As I recovered from the after-effects of my choice, I experienced a new feeling. Empowerment. The fever and headache weren’t scary symptoms, like before. They were now evidence of victory.

Take THAT, you stupid virus! Ka-POW! Blammo! Hiiiii-YA! My immune system was joining all the others out there in a great battle. And every day, our numbers are growing. If we keep going, we can win.


We are no longer at the mercy of this illness. We warriors now, fighting together.


Categories
Life Pets

Awake

Pre-pandemic, my alarm would wake me up at 5:00 a.m., insistently reminding me that it was time to get ready for my hour-long commute and the official start of my work day.

Each morning, there I’d be, snoozing comfortably, dreaming away, and then suddenly, a loud, irritating beep-beep-beep would jolt me awake. It would not stop until I took action. So, I’d hit the snooze button, putting off the inevitable, only to repeat the process all over again a few minutes later. Eventually, I’d accept reality and slowly exit the soft, warm bed, shuffle around in the early morning darkness, and get the day started.

Now, I rarely set my alarm clock. There’s no need; I’m not commuting, and the morning is no longer a rush of action I have to complete before hitting the road.

Instead, my waking up experience revolves around our dogs. Today, for example, I was awakened by Mollie and Charlie bouncing on the bed. They were playing some form of Dog Tag, with Mollie merrily pushing Charlie to one side and then Charlie gleefully jumping back across the blankets for another round. When they noticed that my eyes were open, they both bounded toward me with doggie smiles and wagging tails, eager to be the first to welcome me into the new day.

I miss my job. I miss seeing my colleagues every day, and I miss the work we did together, the sense of purpose it created.

I also resent the pandemic. I resent the lives it’s destroyed as well as all the interrupted plans and goals, the lost opportunities and disrupted expectations.

But, I do not miss that 5:00 a.m. alarm, and I do not resent the change in my morning routine. I much prefer being awakened at a more decent hour by happy, playful dogs who think I’m the most wonderful person in the world.

Here’s to little silver linings, wherever and whenever we may find them.

Categories
Life Nature

Almonds

Not long ago, we experienced some bizarre winter weather where I live – heavy snow and freezing temperatures that went on for the better part of a week. An unexpected outcome of that situation is that some of the plants and trees that don’t typically thrive in this area are now…thriving.

For example, we have an almond tree in our backyard. I didn’t know it was an almond tree, however, because it had never produced almonds.
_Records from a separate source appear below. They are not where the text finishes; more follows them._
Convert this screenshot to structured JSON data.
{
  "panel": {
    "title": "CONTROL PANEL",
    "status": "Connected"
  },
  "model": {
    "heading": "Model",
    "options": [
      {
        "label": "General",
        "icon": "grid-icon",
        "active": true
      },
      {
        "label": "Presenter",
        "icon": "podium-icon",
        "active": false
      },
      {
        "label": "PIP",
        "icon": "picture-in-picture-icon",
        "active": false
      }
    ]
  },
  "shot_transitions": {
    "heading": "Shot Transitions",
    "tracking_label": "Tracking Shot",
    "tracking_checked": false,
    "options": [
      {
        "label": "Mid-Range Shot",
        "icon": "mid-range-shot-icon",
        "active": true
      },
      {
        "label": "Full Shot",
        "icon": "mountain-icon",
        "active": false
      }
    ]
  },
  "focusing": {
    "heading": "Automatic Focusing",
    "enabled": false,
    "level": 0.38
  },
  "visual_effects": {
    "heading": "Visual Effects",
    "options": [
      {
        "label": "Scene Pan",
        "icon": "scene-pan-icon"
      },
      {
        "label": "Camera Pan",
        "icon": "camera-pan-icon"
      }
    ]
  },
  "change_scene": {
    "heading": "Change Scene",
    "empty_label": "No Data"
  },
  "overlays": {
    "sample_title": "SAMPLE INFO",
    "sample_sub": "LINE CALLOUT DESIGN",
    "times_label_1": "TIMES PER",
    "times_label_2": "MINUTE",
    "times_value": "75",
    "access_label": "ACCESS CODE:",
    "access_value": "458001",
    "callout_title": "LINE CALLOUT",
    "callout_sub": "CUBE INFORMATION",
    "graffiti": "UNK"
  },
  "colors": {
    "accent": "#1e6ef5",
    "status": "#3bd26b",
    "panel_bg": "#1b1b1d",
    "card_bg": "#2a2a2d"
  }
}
A few years ago, during the spring blooming season, I thought it might be a peach tree. But after some research, I realized it’s an almond tree. I also resigned myself to the fact that it would be an almond tree in name only. We don’t usually have the type of sustained freezing cold weather that is necessary for almond production.

So you can imagine my happy surprise when I discovered that, this year, the tree is bursting with almonds. There are so many that some of the branches have started to dip from the weight. The limbs hang over part of our garden, creating a concentrated spot of shady coolness.

It’s likely that the almonds won’t be ready to harvest until August or September. Between the summer heat and the scurry of squirrels living in my backyard trees, I’m a bit concerned about how things will ultimately turn out. Hopefully, there will be a positive ending to this adventure. In the meantime, it’s fun to watch the almonds grow.

Here’s to Mother Nature. She sure knows how to keep things interesting.